WHAT NEEDS TO BE DONE →
Find the string "Garage" in the entries and copy each line that has it.

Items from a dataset
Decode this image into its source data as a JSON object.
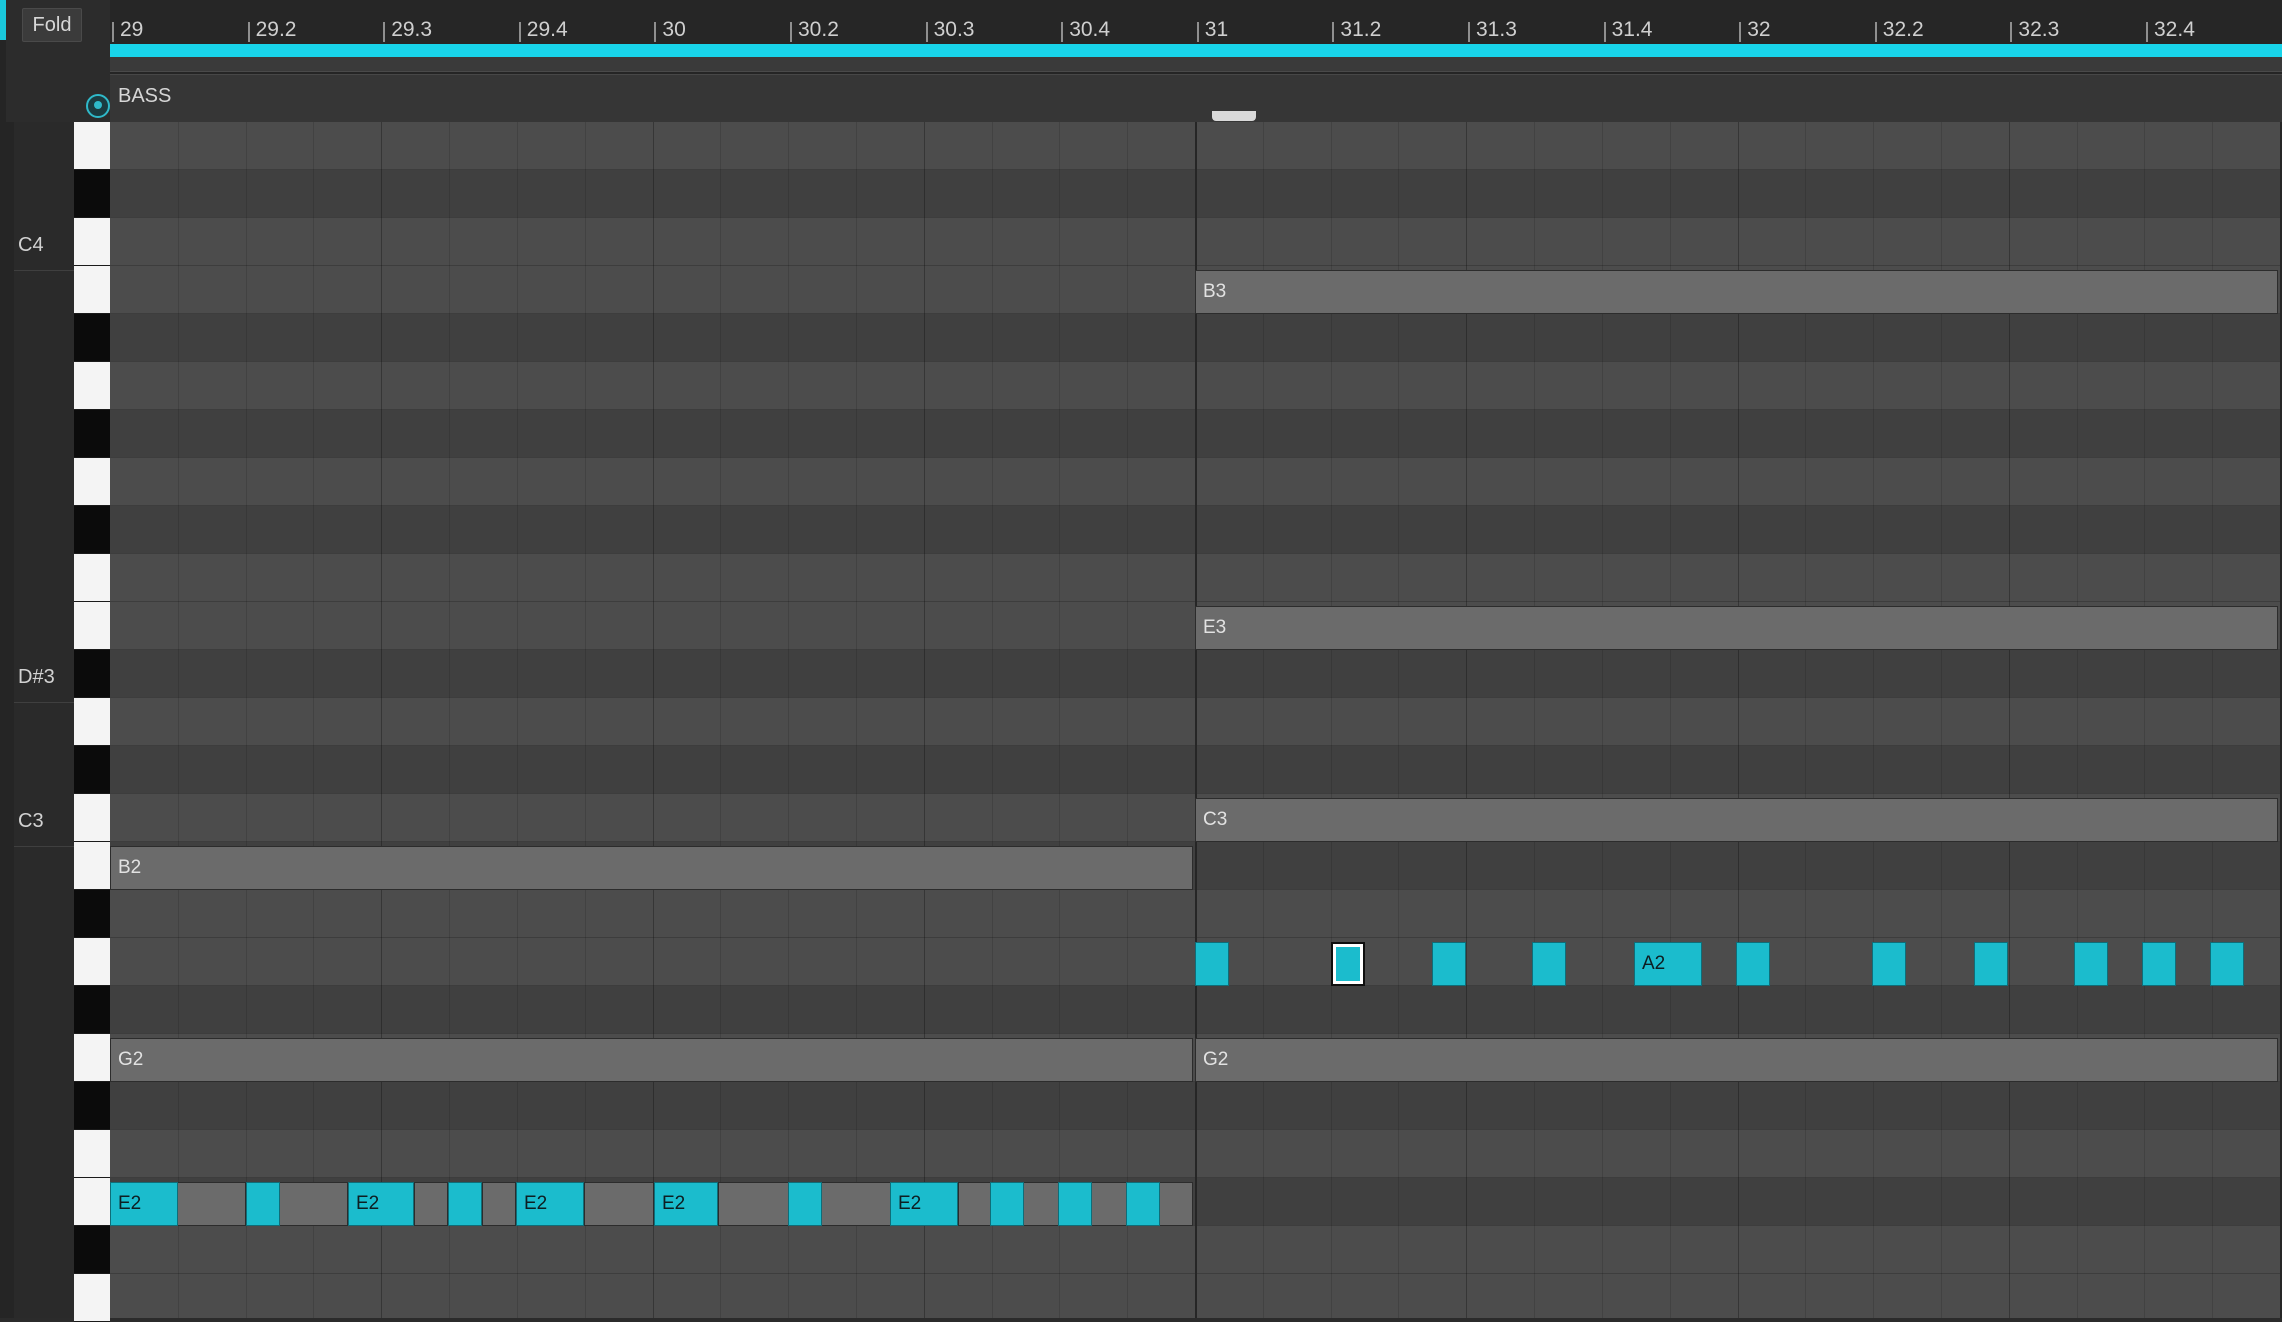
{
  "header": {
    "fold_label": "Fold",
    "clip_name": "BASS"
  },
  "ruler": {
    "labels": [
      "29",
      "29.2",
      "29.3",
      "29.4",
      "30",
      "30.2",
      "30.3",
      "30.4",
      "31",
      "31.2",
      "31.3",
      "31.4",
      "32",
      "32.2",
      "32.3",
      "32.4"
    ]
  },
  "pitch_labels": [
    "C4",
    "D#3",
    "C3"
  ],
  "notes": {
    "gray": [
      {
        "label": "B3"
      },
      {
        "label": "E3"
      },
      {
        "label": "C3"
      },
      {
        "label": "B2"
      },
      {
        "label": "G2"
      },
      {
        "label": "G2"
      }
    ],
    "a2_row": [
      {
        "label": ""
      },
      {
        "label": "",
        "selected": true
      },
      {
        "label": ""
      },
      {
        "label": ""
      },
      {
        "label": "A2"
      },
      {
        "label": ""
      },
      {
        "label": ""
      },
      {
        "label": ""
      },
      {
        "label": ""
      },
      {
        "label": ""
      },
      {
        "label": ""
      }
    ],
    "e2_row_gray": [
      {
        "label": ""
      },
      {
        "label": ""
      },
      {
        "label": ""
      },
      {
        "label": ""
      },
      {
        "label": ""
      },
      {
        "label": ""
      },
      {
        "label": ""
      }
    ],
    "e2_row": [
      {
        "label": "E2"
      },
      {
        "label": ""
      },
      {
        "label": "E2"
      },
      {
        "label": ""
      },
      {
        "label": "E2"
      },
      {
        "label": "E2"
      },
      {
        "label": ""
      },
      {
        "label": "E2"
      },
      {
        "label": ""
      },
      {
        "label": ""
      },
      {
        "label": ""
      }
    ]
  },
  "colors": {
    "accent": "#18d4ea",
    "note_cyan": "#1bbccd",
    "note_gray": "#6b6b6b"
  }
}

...

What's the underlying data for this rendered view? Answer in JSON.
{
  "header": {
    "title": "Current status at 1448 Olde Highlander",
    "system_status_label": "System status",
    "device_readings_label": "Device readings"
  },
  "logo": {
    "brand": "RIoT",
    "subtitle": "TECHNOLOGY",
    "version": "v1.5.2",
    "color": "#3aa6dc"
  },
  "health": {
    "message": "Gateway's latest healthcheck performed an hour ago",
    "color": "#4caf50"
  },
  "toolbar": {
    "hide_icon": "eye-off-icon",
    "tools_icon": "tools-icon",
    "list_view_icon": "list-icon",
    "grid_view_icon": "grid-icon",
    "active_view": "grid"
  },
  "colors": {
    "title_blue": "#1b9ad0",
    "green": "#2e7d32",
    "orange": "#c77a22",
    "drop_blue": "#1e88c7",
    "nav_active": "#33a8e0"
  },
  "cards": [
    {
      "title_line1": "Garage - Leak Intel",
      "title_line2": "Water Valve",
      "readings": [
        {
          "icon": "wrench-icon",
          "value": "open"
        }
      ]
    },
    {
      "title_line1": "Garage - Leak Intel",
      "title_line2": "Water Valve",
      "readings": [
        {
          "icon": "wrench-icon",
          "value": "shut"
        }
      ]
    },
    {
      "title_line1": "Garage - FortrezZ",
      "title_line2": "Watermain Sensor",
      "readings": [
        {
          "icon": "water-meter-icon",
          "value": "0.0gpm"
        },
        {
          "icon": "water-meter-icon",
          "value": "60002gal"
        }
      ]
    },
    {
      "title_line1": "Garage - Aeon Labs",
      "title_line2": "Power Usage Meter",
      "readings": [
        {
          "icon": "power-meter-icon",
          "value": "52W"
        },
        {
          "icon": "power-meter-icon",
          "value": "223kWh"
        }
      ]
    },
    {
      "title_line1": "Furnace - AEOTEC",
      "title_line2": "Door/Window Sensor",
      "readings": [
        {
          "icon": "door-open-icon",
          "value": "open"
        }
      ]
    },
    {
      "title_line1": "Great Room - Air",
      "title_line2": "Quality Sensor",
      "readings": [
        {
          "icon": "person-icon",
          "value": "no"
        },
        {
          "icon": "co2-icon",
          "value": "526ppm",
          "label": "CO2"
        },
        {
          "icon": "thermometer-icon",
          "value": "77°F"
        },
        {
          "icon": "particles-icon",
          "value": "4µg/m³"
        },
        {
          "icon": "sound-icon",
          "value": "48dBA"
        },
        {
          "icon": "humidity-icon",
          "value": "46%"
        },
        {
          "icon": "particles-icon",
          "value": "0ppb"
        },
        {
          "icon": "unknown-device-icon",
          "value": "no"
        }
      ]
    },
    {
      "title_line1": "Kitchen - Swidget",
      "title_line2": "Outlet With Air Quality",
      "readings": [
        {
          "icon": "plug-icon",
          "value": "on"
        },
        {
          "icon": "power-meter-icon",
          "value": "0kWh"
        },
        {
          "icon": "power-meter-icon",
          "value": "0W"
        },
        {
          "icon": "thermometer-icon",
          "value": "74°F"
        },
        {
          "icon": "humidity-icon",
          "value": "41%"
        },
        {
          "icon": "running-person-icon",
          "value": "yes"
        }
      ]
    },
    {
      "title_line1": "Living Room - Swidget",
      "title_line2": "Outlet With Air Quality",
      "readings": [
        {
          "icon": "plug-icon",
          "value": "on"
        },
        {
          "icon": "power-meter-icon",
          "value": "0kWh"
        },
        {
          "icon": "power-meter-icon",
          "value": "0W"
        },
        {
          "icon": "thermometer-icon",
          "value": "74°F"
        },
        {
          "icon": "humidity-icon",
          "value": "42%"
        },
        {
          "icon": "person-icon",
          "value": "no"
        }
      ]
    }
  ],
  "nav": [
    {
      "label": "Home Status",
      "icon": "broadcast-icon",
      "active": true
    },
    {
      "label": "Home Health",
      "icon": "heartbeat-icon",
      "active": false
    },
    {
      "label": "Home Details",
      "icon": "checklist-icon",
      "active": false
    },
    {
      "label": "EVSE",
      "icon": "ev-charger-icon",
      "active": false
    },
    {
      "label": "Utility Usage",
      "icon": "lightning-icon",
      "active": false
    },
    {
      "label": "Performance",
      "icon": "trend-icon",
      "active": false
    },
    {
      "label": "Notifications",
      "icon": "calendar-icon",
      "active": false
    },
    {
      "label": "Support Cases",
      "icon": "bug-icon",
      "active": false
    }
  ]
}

SOLUTION TO THIS TASK →
      "title_line1": "Garage - Leak Intel",
      "title_line1": "Garage - Leak Intel",
      "title_line1": "Garage - FortrezZ",
      "title_line1": "Garage - Aeon Labs",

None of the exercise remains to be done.